You might remember Friday’s post, where I threw a class-A tantrum in my kitchen. I had been believing lies. A while back, I blogged about
Genesis 3:6-7 as part of our on-going series of “What does the bible say about marriage?” As I went to do the next post in this series this morning, I realized that Friday’s experienced tied completely in.
A long time ago, Adam and Eve had a similar experience. Although, admittedly, they weren’t emoting and banging cupboards and pans in response.
8 Then the man and his wife heard the sound of the LORD God as he was walking in the garden in the cool of the day, and they hid from the LORD God among the trees of the garden. 9 But the LORD God called to the man, “Where are you?” 10 He answered, “I heard you in the garden, and I was afraid because I was naked; so I hid.” 11 And he said, “Who told you that you were naked? Have you eaten from the tree that I commanded you not to eat from?” 12 The man said, “The woman you put here with me–she gave me some fruit from the tree, and I ate it.” 13 Then the LORD God said to the woman, “What is this you have done?” The woman said, “The serpent deceived me, and I ate.”
We both did the wrong thing – and initially hid from God.
God spoke to both of us, prompting a response. In looking back, I realized that one of the biggest benefits of regular, consistent time with Him daily results in turning to Him first in the middle of a moment – He’s always there, but we become deaf to Him because the world is so loud. His Spirit can prompt us to turn to Him, but we have to train that into ourselves.
And Adam and Eve and I blamed others. Adam blames “the woman” and God Himself…and Eve blames the serpent and herself (being deceived).
We were all wrong.
While all those things are true, we need to notice that no one’s initial response was to first say, “I’m so sorry, I disobeyed You, God.” On the surface, everyone’s anger and/or blame seems justified. My anger was unjustified last week, Adam and Eve’s blaming is unjustified. I often wonder what would have happened in the world if they had gone to repentance right away – first.
And I wonder a few other things…
Like how many times before had Adam and Eve been close to the tree?
Why were they in the wrong place? Why did they get so close to what was forbidden? Resisting temptation doesn’t mean getting as close as you can, it means staying as far away from it as possible.
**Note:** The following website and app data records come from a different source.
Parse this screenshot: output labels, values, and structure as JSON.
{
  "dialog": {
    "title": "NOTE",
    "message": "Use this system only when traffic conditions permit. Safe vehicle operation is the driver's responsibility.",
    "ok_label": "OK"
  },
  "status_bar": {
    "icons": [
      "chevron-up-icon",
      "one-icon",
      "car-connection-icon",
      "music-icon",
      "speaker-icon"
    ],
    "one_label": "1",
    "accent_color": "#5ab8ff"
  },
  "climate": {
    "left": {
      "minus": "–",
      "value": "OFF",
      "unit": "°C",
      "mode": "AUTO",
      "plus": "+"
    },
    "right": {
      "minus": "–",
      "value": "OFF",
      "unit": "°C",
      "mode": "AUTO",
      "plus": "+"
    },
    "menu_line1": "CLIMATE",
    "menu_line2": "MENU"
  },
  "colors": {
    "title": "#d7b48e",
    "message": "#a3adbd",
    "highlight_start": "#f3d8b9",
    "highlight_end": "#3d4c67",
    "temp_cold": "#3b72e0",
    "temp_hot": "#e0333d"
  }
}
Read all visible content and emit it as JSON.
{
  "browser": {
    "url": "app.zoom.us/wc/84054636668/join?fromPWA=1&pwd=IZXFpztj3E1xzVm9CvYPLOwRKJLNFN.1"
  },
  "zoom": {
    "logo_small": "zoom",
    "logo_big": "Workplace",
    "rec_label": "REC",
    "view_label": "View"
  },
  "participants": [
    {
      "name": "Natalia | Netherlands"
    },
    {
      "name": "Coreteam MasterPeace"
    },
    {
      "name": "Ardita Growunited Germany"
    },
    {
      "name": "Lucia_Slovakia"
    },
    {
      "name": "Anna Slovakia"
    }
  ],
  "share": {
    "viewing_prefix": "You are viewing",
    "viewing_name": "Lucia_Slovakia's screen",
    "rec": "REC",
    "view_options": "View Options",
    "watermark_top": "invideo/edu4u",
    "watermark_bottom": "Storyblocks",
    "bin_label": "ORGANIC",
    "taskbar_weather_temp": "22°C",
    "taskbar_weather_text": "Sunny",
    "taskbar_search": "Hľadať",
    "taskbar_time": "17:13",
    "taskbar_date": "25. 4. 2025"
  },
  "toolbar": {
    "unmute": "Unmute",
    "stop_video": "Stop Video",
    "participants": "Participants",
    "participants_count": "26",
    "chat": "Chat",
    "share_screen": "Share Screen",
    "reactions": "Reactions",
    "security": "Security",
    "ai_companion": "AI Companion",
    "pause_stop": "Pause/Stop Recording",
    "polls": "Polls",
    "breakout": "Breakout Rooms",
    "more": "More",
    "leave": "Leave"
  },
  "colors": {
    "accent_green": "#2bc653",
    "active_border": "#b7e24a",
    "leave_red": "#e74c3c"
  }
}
Had they talked about it before? Often? Was she wearing Adam out with her disagreement? We know he had told her what the rule was, because she sort of knew the rule, although she added to it. Why did she do that?
Why did God question Adam? It seems to me He’s holding Adam accountable – God doesn’t ask them both where they are (and btw, He’s God – He knows where they are!), but instead He directs His inquiries to “the man.” Many believe this is the passage that demonstrates how God holds men accountable for their families. I would have to concur with that.
Why was Adam passive? Why are so many women today dealing with this same issue in their own husbands?
Why does Eve blame herself? Why do so many women today feel at fault for so much in their lives?
I recently read that God created us with a constant inner turmoil to struggle with pride – that this inclination to worship self is naturally in us by design. I’m not arguing that is the case, but if it is, it would certainly explain why we will always be and always have been, at our core, selfish sinners.
And I find that encouraging.
Because if God’s own original children sinned like this, and of course He knew they would, then Jesus and the redemptive cross was all part of the plan for all of God’s people since the dawn of time.
Knowing that God’s own children stunk at obeying, I can smile at my own when things like Friday’s imperfect kitchen situation occur – and I can smile at some of the critical comments (like the one I received Friday from Ann) because I can know what is true – and make a sometimes-hard choice to not own someone else’s issue.
And the truth is, the BOTTOM LINE is and has always been, that Adam and Eve, and I and my kids, and my husband, have always been and will always be… sinners in need of a Savior. And that knowledge helps me dish grace to myself and the other people I live with.
Thank you God, thank You Jesus.
And I’m so glad you are here today, on the journey with us!
What about you? How does this “sin nature” business play out in your interactions with others? What’s God teaching YOU?
Love to you,